Fr Bob Maguire, Australia’s “patron saint of the unloved and unlovely” has been farewelled at a state funeral attended by people of all walks of life, held at St Patrick’s Cathedral, Melbourne, on 5 May.
In eulogies, reflections and thanksgivings Melburnians gave thanks for the life and work of the former parish priest of Sts Peter and Paul South Melbourne, who was well-known for both his work among the struggling and marginalised and for his irreverent sense of humour in media appearances on TV and radio.
Archbishop Peter Comensoli of Melbourne was principal celebrant at the Requiem Mass, and the Archbishop of Brisbane, Mark Coleridge, preached the homily.
Victorian Premier Daniel Andrews rubbed shoulders with infamous underworld personality Mick Gatto, current and former MPs, family and members of Fr Bob’s wide community of friends and congregants.
They packed the cathedral to celebrate a man whose religion was “sticking together through adversity” and who “reached the interfaith, the lapsed in faith, and those with no faith at all,” as Mr Andrews said in his eulogy.
“To see Bob in action was to witness something akin to a Biblical scene,” he said.
Fr Bob’s friend and media collaborator, the comedian and writer John Safran, said he had “spent so much time with Fr Bob over 20 years I feel like I can auto-generate an AI chat” about the state funeral.
“Bob, you’re dead, do you want a state funeral? ‘No.’ Why not?” Mr Safran quipped, before imitating the departed priest’s trademark voice and style:

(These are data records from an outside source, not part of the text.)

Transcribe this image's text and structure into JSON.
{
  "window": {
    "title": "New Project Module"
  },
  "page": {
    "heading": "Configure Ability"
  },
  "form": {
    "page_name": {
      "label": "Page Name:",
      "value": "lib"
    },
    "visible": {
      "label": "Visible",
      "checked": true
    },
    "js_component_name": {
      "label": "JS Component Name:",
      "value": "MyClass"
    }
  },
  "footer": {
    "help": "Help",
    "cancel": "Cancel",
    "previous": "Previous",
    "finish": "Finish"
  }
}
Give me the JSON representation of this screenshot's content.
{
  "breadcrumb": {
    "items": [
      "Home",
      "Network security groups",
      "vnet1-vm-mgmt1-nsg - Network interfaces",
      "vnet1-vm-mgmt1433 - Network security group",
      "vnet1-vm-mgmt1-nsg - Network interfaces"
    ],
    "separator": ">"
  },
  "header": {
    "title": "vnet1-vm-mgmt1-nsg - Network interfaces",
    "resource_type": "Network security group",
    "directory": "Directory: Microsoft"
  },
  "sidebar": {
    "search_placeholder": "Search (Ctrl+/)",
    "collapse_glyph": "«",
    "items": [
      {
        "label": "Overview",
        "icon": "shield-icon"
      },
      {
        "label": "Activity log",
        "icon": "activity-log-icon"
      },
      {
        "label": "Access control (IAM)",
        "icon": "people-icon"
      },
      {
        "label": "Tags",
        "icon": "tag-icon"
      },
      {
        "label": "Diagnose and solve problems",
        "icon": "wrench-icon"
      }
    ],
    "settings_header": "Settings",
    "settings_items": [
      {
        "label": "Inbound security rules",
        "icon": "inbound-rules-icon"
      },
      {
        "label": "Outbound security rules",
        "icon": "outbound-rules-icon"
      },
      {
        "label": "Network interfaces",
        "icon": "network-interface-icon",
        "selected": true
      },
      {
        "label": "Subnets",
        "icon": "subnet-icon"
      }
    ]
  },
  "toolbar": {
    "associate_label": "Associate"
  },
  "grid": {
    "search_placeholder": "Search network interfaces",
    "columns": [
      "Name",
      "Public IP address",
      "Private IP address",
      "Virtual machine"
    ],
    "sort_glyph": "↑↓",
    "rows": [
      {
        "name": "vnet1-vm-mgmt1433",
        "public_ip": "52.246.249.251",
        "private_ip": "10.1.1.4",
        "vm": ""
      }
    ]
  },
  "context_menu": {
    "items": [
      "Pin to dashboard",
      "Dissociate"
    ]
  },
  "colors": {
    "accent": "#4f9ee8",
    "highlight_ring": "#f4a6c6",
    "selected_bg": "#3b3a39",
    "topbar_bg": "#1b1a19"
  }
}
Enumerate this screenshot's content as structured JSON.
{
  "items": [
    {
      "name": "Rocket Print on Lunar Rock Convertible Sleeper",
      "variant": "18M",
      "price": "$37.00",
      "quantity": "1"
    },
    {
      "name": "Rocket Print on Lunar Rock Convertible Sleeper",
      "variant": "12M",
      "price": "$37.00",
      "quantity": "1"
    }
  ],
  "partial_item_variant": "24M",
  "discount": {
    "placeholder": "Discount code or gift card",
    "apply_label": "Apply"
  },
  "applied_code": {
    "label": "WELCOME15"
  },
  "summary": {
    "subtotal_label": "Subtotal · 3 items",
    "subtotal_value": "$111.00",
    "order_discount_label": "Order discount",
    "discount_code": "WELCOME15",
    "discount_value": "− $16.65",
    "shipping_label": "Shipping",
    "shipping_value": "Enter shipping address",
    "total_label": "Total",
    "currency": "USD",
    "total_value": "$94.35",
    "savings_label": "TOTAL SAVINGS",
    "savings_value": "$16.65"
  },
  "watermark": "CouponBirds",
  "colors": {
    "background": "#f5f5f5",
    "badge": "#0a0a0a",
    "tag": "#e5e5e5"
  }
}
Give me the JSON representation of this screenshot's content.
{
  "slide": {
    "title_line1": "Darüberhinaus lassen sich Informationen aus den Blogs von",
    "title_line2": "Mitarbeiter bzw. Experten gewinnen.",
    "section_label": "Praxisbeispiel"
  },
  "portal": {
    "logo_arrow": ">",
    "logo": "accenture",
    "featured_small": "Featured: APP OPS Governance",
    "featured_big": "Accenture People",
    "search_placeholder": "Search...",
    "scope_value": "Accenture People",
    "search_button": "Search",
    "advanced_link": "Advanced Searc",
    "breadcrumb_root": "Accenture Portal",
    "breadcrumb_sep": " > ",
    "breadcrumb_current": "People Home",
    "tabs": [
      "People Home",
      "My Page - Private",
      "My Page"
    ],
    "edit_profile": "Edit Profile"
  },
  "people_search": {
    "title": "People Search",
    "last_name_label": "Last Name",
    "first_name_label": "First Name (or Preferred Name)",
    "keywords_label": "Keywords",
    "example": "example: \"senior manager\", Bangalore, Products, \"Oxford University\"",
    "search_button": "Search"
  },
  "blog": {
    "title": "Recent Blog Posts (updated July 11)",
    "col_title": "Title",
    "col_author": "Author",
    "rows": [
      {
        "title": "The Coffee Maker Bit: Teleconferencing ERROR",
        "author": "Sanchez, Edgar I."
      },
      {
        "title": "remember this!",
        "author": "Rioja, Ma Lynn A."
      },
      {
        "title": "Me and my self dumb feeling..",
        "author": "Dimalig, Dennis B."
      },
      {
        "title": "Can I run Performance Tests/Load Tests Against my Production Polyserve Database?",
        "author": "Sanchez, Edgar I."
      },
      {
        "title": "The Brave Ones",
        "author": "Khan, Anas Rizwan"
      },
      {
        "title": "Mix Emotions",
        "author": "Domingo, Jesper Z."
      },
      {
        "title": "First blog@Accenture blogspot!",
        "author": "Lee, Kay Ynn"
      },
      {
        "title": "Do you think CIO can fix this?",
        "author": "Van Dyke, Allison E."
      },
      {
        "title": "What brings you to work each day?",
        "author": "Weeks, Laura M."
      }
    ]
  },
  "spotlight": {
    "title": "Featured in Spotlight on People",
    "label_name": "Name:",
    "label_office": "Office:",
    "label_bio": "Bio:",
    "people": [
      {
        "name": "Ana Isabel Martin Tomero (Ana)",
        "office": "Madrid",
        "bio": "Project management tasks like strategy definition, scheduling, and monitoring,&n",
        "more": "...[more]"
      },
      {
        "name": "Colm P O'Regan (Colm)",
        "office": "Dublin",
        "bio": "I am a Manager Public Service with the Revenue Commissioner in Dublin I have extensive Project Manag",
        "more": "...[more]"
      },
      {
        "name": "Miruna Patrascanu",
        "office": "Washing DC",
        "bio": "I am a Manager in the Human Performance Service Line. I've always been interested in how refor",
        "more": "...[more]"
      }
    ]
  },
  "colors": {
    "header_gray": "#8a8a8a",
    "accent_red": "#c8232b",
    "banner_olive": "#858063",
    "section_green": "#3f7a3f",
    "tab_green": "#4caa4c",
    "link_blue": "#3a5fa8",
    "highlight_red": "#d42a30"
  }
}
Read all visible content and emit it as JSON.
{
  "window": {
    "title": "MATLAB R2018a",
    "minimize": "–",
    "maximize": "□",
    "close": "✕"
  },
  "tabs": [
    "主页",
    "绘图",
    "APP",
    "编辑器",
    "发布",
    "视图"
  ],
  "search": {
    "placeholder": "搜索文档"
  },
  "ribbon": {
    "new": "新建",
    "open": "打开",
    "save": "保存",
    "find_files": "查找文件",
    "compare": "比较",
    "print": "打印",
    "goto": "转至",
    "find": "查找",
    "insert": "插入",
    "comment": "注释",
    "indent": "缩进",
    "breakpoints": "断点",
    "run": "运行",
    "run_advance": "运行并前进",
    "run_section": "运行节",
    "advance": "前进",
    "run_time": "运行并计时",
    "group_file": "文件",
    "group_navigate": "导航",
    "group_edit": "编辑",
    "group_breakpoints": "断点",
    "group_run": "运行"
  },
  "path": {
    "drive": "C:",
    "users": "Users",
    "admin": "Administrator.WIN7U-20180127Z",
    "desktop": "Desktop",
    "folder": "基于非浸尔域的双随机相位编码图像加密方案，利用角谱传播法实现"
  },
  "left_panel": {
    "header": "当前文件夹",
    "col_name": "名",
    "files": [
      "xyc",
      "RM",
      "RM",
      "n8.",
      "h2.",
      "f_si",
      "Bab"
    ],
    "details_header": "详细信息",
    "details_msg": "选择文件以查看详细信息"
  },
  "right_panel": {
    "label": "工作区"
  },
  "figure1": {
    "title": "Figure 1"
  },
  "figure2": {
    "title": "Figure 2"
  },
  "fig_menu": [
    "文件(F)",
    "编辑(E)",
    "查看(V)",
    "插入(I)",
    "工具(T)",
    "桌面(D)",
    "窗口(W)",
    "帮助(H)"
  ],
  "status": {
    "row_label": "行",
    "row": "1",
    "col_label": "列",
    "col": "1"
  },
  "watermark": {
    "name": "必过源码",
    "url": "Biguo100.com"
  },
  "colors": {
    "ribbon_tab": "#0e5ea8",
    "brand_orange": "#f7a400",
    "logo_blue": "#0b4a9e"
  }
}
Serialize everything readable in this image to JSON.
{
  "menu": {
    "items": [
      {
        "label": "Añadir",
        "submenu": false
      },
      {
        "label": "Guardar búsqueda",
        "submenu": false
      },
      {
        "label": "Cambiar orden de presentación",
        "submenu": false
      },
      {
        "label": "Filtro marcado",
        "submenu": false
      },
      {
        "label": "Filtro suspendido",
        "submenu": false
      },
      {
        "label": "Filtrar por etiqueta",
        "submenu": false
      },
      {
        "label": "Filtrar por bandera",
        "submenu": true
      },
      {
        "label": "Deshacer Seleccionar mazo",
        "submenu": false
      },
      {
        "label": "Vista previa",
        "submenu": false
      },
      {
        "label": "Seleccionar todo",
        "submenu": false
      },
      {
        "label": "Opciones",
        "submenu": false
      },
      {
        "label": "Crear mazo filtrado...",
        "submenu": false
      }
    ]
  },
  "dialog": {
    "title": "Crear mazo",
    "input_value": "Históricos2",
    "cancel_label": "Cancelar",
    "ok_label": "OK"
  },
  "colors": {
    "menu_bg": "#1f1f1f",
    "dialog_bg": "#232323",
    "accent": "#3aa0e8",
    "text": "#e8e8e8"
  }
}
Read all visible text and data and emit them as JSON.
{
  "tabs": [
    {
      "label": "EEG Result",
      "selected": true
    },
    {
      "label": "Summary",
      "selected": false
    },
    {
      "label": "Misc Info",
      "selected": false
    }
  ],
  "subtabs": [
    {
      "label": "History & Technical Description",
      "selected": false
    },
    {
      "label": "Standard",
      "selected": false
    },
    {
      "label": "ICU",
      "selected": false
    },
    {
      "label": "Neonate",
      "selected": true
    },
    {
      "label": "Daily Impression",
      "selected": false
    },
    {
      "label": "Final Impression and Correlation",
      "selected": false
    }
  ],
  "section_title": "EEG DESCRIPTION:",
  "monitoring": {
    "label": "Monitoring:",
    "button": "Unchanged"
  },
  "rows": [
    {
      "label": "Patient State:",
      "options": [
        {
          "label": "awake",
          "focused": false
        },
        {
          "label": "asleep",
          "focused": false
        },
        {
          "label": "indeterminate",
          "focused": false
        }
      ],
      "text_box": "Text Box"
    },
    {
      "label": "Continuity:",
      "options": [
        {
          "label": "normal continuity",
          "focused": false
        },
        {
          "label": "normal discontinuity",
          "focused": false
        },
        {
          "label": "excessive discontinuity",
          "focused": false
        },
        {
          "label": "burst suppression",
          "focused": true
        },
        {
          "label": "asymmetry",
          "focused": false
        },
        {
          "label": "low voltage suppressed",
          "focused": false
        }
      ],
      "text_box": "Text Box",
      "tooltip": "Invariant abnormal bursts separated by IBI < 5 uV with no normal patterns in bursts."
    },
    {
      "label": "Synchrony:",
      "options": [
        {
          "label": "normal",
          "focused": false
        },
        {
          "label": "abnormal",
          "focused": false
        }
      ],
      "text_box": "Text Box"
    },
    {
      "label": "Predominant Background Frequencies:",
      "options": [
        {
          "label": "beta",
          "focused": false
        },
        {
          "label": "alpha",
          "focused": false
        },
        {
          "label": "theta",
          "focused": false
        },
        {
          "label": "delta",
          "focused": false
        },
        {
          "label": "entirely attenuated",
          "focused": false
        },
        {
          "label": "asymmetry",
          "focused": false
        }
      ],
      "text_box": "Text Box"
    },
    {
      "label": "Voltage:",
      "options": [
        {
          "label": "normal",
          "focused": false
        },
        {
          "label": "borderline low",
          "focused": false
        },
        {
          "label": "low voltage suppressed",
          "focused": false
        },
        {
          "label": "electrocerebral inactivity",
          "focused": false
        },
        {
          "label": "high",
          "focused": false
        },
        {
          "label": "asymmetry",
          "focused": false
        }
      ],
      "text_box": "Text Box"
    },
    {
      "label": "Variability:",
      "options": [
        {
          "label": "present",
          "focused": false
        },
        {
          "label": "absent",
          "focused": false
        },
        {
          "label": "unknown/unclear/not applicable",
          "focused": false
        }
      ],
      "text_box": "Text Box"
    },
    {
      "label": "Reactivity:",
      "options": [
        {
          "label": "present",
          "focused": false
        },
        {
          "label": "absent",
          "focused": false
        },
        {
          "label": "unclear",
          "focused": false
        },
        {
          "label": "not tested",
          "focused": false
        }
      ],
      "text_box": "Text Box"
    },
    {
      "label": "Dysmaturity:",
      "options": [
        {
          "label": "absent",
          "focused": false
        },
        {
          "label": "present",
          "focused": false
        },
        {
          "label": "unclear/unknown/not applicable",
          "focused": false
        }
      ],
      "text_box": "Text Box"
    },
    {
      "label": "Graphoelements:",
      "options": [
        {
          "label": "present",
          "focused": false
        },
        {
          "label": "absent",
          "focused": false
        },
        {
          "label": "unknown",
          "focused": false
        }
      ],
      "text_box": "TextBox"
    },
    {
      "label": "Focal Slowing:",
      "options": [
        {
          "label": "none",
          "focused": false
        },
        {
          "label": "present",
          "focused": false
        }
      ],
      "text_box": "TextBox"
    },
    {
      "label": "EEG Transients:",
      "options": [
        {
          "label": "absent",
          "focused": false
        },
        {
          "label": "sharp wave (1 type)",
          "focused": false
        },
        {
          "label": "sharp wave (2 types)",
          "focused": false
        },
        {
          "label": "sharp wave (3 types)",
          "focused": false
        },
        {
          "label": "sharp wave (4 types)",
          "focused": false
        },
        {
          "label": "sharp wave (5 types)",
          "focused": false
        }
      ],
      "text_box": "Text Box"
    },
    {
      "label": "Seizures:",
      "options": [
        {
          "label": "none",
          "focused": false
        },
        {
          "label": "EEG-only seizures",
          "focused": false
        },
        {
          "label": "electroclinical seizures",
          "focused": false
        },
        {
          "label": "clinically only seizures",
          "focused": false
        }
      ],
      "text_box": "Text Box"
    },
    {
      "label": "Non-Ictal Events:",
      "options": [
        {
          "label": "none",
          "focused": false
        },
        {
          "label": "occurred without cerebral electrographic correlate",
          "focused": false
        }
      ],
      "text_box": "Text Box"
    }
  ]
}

“Oh, I’m not sure about the state and the church colluding in matters spiritual. It worries me. I want a Tibetan sky burial where you’re taken up the mountain and eaten by the birds.”
Mr Safran continued: “You always said there’s no you and me, there’s only we, and the great we, the people who loved you, need a chance to come together and say goodbye.
“And they’re not going to fit on top of that mountain in Tibet. And [Bob would] say, ‘Ok, have the funeral. But no flags.’”
In his homily, Archbishop Mark Coleridge paid tribute to Fr Bob’s influence on his own vocation to priesthood, and gave a detailed character study of a priest who was “a rebel within the church … the outsider who was, and needed to be, an insider.”
“Bob made the Catholic Church and the priesthood seem exciting, even fun,” Archbishop Coleridge said.
“He called us all on an adventure, and that call has deeply shaped not only my life but the lives of so many others.”
“He rolled up his sleeves and got stuff done. He was down to Earth, had mud on his boots. He didn’t judge, nor condemn. He wasn’t tribal but opened his door to all.
“And not least, he had an unrivalled and uncontrived sense of humour. Now put that profile together and you have the kind of religion that has a chance in this country.”